------ Exercise input

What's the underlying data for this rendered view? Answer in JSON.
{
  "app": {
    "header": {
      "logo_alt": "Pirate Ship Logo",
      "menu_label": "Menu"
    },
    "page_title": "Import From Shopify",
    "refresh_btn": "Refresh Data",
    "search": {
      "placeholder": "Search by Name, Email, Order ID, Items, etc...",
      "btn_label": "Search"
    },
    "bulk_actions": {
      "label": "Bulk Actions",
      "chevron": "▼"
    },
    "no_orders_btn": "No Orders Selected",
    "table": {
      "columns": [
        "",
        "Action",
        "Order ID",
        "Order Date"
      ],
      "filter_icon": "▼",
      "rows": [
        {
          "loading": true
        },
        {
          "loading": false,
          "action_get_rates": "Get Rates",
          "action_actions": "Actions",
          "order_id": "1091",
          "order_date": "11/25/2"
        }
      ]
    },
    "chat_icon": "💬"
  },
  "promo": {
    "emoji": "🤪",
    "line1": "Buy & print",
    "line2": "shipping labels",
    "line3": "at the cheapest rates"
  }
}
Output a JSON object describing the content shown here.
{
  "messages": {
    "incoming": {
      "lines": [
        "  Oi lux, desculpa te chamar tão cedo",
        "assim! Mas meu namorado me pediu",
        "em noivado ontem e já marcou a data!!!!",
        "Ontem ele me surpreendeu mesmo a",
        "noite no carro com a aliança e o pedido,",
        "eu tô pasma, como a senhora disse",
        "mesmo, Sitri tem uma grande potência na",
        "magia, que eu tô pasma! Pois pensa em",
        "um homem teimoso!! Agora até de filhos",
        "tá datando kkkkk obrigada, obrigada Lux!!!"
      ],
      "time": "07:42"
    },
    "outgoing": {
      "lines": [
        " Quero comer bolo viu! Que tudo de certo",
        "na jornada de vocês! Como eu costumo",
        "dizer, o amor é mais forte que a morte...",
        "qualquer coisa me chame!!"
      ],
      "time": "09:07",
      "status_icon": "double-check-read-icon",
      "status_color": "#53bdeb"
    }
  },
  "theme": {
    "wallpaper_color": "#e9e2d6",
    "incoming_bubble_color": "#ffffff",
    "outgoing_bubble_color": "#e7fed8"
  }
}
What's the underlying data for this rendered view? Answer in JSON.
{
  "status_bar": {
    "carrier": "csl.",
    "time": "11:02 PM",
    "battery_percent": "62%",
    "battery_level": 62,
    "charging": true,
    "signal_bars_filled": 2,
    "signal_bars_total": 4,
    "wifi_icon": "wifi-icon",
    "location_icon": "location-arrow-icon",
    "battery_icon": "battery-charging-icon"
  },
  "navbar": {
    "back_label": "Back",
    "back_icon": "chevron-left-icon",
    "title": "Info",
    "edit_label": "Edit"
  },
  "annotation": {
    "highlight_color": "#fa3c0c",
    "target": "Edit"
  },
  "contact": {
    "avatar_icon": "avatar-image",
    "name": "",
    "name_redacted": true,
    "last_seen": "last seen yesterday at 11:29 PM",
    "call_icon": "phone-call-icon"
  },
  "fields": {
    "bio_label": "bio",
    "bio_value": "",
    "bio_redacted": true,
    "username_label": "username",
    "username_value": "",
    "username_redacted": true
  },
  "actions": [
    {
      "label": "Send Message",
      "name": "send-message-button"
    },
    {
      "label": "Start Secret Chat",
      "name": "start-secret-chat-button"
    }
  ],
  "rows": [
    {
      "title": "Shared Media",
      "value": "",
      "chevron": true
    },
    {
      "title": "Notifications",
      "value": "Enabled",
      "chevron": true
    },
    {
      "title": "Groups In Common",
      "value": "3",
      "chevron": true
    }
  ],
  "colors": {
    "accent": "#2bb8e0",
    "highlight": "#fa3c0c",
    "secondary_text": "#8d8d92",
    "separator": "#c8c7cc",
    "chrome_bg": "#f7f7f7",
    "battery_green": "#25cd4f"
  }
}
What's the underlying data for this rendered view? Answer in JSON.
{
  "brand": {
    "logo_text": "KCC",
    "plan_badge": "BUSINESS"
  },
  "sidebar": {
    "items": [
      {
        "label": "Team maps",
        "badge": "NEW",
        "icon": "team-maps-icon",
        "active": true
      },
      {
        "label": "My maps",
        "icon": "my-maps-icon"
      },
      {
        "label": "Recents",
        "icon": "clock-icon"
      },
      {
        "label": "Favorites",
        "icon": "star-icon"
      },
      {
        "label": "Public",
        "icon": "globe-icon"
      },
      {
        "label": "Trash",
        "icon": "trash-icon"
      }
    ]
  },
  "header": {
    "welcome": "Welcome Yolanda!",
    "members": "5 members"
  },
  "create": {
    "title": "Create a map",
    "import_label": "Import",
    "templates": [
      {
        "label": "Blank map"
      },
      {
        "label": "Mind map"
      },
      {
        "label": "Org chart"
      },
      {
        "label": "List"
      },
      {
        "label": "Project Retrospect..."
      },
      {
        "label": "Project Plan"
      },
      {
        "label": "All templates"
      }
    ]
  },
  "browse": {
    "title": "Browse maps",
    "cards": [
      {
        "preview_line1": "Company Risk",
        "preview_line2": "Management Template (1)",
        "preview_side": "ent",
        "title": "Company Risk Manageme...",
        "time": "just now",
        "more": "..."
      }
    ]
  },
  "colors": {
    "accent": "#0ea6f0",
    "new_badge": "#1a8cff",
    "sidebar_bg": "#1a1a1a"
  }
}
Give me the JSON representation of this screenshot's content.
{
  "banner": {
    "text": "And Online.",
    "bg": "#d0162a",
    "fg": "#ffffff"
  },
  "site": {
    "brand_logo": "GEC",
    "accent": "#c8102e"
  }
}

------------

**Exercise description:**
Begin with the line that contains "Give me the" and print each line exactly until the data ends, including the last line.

**Written solution:**
Give me the JSON representation of this screenshot's content.
{
  "banner": {
    "text": "And Online.",
    "bg": "#d0162a",
    "fg": "#ffffff"
  },
  "site": {
    "brand_logo": "GEC",
    "accent": "#c8102e"
  }
}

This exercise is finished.